Problem solved!, one would think. Unfortunately: No!.

At this point the Supervisor starts interfering. The Supervisor is worried and orders the Pension Board to develop a recovery plan outlining measures on how the pension fund will restore minimum funding requirements within a five-year time frame.

This Recovery Plan (RP) was not included or part of the original  strategic risk management plan as foreseen. The extra costs of executing this RP and the effects of reallocating the assets to a lower risk position, result in a lower return of the pension fund on the long run with a lower coverage ratio than the original 125% objective average.

The pension fund was forced to improve the short term (daily)  coverage ratio a little bit at the cost of substantially lowering the coverage ratio on the long run.


It's clear that ...
  • Pension Funds shouldn't be managed just on daily coverage ratio's, but more on 5 or 10  years average coverage ratios.

  • Demanding recovery plans after a disappointing 'two year coverage ratio' is not wise and damages the long term objectives and financial results of the pension fund.
  • In case of  long term (more than 5 years) failing coverage ratios, there's enough time to take measures to redefine the Pension Fund's strategy and funding policy. The same applies for interest rates, returns and other Dash Board parameters, excluding liquidity scores.
  • Much more than banks, Pension Funds are financial institutions with mainly long term obligations and should therefore mainly be managed, controlled and supervised by "long term" score card parameters.

Therefore, Supervisors should change their Risk Management philosophy as well as their control policy on this subject.

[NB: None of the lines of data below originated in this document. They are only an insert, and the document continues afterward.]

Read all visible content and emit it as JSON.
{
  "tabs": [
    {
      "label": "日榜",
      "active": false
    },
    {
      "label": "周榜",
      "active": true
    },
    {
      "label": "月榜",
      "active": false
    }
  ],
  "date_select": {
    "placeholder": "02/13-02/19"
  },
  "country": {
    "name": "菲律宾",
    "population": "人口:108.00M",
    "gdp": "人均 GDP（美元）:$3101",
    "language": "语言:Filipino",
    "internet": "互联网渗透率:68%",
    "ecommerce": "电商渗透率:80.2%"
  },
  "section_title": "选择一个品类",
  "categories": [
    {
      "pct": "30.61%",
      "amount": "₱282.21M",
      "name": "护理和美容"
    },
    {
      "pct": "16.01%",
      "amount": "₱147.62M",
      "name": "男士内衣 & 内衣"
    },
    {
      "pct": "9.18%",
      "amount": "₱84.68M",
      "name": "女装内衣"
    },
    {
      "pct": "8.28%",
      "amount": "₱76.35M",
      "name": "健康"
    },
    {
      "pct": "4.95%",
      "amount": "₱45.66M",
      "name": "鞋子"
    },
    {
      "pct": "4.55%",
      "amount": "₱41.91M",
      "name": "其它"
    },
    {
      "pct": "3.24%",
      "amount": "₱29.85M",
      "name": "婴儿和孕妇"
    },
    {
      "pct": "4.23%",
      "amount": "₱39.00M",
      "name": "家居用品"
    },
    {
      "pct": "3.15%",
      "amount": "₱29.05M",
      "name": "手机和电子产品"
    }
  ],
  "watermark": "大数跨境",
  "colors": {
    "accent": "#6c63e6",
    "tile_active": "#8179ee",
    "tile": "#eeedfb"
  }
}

Supervisors should redefine dash board parameters and only demand recovery plans in case of more than five year consequently failing coverage ratio's.

Related Links
- GN26: Pension Fund Terminology (pdf)
- Coverage ratio Dutch pension funds.png
- ABP assets up, but funding ratio down
- Fuel Convert
- New York Senate passes gallons per mile bill
- GPM psychology